Spatial models are typically fit under the assumption that the correlation relationship between two locations is determined only by their distance and does not change over the region of interest. This is known as second-order stationarity. It can be a reasonable assumption on some scales and in some areas, but may be violated in real-world data sets. Bakka et al. (2018) fit species distribution models for three fish species in the Finnish archipelago. They find that accounting for the barrier effects through nonstationarity provides a superior fit. Accounting for nonstationarity may also be important for situations where a species’ distribution is determined by potentially unknown covariates. The temporal pseudoreplications in fishery data should provide enough data to estimate nonstationarity. Accounting for nonstationarity may provide better abundance estimates by more accurately reflecting a stock’s spatial structure. It should also result in more trustworthy estimates of variability.
Adding this complexity is not without risk however. Fuglstad et al. (2015a) show that it is not always necessary to account for nonstationarity, and that it can be difficult to avoid overfitting given the flexibility of nonstationary models. Estimating nonstationarity can also be computationally expensive, though this is alleviated somewhat by developments in the stochastic partial differential equation approximation to the field, as demonstrated by Fuglstad et al. (2015b).
This chapter will also require both simulation and data analysis components. The simulation study will generate spatially-structured populations, and compare fitted models that assume stationarity or account for nonstationarity. Some of the generated data sets will include nonstationary spatial structure in the underlying population (e.g. a band of preferred depth) to determine when accounting for nonstationarity is important. A data analysis will also be performed. There is a need in some Alaskan fisheries to account for nonstationarity due to the changing orientation of the coast with longitude.

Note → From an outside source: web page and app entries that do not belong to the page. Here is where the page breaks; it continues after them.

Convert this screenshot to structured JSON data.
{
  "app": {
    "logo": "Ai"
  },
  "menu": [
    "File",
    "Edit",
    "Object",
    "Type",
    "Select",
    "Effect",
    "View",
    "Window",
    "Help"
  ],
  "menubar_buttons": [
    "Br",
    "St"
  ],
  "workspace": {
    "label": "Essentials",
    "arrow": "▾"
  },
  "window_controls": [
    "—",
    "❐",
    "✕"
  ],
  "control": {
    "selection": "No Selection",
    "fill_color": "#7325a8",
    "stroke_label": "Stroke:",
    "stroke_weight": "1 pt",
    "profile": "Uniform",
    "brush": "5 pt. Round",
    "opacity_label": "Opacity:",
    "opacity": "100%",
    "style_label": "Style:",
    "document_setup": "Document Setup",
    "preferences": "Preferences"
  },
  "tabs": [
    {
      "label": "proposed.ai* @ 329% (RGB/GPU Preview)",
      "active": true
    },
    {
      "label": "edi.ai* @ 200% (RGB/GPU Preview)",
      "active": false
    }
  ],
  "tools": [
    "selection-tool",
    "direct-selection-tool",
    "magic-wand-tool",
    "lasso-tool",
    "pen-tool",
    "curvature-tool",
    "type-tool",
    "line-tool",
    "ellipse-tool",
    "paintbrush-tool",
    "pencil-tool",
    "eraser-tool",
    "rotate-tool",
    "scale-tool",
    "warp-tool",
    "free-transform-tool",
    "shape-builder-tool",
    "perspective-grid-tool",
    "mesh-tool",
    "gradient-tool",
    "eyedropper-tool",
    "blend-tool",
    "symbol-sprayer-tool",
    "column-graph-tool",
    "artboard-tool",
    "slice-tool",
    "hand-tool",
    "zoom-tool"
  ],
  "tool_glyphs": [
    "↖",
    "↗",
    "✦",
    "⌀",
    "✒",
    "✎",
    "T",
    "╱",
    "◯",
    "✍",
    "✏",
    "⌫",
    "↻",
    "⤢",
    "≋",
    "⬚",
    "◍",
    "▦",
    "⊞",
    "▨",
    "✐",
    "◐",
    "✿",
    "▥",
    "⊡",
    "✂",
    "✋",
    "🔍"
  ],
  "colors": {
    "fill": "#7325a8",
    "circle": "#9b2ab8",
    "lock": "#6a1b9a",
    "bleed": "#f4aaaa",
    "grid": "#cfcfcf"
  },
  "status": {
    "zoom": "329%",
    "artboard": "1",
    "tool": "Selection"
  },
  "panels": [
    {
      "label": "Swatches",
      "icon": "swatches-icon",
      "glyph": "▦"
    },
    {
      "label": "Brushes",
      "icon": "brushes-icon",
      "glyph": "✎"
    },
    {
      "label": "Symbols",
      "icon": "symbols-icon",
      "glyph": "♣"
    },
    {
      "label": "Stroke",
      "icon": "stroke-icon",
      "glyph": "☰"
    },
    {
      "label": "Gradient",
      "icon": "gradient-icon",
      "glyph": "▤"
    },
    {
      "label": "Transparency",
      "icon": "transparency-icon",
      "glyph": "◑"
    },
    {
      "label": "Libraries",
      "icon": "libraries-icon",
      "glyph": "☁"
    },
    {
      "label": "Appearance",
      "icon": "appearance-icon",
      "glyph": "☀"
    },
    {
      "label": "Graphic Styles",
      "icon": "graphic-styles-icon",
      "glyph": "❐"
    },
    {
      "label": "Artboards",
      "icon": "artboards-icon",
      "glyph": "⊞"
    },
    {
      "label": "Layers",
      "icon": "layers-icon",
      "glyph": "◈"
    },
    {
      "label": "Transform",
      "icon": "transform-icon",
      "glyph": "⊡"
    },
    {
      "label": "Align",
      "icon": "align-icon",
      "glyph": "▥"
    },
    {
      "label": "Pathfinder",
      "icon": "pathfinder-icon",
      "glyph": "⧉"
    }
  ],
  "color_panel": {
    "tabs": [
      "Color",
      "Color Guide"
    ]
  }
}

Another potentially interesting application would be a species that is found in the islands of Southeast Alaska, and account for the barrier effect as in Bakka et al. (2018), but for a full spatiotemporal series rather than a single species distribution model.
This will be Chapter 3 of my dissertation.